Q. Is single-family zoning racist?
A. I’d argue that’s the wrong way to frame the question. The right way is…
…”does single family zoning have racially invidious effects?”
To this, the answer is “yes.” It doesn’t matter what motivated the 1920’s innovation we now know as “single family zoning.” It doesn’t matter why people today may like single family zoning. Intent has nothing to do with effect, and until or unless income and wealth in the United States between Whites and African-Americans becomes more equal, the effect of single family zoning is racially invidious.
In King County specifically, African-American households are nearly twice as likely to live in homes in attached through 9-unit multi-family than White households (28% versus 16%). And African-Amercian households are close to half as likely as White households to live in single-family detached homes (34% versus 59%).
Whatever a any person or group’s motivations, there is no way to impose single-family zoning on any piece of land, neighborhood, or community without stacking the deck against African-American households being able to live there in favor of White households living there.
So let’s just put this one to bed: the racially invidious effects, here and now, of single-family zoning aren’t dependent on history and don’t require impugning anyone’s motivations.
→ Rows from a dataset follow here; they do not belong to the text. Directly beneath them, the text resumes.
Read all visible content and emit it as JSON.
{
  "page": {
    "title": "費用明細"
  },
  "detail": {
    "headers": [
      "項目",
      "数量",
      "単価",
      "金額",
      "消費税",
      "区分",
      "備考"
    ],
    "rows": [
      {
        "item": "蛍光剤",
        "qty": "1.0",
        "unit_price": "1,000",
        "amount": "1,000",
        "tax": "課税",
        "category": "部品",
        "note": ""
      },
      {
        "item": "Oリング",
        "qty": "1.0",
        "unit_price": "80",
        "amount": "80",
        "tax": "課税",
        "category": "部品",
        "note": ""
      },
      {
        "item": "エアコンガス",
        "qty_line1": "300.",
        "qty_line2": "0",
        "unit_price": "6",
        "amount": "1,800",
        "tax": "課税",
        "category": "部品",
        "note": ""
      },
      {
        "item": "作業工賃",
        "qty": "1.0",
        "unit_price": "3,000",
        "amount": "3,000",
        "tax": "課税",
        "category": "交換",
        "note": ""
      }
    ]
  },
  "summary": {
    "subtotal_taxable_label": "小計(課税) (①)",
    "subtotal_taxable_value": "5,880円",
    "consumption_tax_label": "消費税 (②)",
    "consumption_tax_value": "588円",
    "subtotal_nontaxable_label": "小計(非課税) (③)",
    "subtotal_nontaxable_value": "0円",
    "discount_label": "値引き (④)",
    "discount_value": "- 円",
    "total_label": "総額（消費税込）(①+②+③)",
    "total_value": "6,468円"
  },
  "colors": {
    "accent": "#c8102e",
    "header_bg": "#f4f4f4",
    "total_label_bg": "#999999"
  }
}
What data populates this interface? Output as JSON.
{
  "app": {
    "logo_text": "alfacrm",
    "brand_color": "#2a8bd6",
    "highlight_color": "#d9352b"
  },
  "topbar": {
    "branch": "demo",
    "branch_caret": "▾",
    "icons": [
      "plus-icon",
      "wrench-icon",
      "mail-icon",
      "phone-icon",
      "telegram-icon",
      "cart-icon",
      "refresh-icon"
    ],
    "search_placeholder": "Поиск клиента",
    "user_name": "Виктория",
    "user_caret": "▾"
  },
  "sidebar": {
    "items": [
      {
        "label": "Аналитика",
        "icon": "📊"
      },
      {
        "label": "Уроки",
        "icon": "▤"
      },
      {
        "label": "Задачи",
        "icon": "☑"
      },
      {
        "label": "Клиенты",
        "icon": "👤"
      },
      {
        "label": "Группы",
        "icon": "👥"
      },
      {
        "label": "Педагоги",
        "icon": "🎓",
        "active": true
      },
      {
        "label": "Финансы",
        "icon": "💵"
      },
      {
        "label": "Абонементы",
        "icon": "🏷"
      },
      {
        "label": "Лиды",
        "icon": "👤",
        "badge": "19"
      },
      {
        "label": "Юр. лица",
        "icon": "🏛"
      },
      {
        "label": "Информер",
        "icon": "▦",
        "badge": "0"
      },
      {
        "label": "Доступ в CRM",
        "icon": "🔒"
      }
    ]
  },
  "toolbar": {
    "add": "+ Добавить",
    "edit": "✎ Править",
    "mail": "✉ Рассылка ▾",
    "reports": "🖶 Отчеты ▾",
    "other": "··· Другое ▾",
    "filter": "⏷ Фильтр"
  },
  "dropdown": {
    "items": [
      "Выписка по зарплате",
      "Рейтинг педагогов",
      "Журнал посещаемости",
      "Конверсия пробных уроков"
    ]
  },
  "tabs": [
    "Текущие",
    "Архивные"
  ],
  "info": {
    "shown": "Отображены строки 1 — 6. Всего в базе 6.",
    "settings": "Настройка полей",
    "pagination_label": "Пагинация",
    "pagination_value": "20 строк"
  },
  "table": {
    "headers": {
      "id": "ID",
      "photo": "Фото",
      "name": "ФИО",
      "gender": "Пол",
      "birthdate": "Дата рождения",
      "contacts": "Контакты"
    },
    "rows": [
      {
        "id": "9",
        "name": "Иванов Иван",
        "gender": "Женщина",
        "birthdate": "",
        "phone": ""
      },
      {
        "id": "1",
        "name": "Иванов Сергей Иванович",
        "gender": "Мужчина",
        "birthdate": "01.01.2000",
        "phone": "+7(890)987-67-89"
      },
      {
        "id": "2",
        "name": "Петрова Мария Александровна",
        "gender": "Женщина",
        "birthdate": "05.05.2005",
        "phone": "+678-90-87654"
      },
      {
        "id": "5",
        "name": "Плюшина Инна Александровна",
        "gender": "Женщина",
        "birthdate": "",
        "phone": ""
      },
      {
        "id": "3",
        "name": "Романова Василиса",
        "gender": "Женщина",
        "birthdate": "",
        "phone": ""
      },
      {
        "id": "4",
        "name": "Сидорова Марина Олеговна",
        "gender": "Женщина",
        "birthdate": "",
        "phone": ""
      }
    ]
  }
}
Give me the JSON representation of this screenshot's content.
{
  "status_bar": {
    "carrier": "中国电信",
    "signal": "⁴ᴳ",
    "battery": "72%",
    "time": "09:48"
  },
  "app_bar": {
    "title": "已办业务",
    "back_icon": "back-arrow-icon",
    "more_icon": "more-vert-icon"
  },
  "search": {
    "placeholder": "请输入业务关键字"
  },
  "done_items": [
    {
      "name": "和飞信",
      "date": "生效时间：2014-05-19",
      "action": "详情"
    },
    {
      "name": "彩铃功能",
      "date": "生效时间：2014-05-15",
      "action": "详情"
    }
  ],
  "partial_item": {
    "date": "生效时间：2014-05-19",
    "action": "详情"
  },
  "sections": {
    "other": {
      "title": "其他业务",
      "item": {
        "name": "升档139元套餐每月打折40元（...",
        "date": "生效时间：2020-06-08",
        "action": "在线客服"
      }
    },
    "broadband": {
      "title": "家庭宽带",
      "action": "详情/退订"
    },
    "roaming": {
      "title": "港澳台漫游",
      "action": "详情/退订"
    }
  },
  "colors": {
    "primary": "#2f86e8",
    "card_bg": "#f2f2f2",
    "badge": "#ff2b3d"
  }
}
It’s simply a matter of making people aware of its effects–and then it’s up to them to choose what they see fit to do about them.
(Data is from 2014 American Community Survey (ACS) available at http://factfinder.census.gov/faces/nav/jsf/pages/index.xhtml ).